**Exercise directions**
Going through the entries below, count each line that holds "Comments" and give only the total.

**Given data**

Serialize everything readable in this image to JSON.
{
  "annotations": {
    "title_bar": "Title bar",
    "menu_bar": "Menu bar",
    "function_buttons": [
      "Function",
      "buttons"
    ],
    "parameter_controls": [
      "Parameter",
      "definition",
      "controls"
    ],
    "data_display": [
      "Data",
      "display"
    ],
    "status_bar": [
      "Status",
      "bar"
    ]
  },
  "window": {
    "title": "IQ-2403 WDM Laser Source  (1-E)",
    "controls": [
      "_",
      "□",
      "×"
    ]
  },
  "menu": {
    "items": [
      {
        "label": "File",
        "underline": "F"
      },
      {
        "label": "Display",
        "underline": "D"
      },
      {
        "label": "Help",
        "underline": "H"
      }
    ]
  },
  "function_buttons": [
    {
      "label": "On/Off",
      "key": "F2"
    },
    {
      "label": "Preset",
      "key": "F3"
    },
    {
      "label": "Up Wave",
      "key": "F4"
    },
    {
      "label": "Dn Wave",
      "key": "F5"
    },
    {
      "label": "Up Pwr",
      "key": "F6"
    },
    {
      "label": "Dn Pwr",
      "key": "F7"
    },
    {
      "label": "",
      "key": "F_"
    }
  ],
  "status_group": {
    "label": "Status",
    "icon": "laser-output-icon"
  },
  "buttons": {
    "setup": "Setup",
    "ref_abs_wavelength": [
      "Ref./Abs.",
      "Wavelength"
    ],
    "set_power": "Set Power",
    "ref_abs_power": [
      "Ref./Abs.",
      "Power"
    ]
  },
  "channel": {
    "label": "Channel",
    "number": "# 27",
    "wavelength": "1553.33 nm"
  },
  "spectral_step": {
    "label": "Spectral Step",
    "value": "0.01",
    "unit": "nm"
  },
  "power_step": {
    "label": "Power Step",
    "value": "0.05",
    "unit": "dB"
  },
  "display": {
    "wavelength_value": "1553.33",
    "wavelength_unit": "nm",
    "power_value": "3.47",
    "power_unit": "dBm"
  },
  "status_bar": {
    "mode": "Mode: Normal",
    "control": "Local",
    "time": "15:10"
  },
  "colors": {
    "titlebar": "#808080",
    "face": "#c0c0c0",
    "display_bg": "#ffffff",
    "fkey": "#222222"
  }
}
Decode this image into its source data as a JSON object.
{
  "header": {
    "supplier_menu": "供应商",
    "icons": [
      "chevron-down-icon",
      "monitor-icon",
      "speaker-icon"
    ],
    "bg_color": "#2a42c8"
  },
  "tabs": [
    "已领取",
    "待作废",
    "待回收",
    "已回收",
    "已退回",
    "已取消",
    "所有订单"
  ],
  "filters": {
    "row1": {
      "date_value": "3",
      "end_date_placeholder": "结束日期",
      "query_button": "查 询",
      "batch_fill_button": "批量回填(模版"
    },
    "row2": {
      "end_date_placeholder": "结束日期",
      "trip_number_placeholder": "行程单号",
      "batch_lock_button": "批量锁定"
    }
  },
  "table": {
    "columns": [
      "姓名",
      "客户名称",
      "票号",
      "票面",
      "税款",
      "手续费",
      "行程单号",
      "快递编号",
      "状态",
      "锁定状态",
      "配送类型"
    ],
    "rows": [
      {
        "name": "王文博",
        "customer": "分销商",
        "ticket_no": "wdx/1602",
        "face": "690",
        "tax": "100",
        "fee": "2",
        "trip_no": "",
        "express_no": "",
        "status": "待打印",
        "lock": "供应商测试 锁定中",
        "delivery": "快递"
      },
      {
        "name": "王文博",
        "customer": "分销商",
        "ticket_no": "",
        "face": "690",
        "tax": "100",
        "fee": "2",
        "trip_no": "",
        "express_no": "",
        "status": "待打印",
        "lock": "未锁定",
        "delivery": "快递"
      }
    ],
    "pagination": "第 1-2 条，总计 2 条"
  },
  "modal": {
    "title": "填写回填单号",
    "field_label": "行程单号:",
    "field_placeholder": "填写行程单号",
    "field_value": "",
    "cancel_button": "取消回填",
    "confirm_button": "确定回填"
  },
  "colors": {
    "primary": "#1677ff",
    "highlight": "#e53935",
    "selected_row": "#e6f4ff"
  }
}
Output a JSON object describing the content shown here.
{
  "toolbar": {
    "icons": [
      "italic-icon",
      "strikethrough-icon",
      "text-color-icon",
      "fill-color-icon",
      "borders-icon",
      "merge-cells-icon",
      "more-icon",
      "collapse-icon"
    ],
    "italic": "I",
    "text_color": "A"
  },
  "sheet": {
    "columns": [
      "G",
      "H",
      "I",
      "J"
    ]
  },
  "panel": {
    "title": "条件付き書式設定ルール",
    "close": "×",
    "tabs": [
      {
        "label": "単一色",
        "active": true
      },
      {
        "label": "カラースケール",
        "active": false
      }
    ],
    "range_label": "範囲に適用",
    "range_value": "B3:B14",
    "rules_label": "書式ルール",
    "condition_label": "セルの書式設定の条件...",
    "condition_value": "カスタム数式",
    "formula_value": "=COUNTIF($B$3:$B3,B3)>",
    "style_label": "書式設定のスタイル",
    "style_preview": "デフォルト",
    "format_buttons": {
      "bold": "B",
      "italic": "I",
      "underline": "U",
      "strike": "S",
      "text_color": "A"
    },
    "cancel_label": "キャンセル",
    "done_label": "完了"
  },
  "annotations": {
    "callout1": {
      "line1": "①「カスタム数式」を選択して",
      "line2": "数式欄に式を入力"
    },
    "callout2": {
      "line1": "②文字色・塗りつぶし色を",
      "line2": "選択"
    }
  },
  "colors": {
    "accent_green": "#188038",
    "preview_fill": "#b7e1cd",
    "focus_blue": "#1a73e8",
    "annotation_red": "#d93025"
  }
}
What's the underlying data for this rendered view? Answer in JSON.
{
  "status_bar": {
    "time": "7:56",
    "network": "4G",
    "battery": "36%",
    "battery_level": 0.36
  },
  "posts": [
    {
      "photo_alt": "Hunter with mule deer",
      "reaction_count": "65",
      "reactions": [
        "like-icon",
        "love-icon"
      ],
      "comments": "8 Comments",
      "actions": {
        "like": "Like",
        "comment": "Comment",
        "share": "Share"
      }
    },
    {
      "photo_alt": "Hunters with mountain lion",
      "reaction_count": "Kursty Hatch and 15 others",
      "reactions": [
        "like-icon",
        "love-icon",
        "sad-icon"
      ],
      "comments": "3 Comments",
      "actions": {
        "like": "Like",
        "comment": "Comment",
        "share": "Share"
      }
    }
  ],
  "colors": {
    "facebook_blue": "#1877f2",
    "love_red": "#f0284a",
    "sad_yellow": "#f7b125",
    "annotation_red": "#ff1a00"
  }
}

**Written response**
2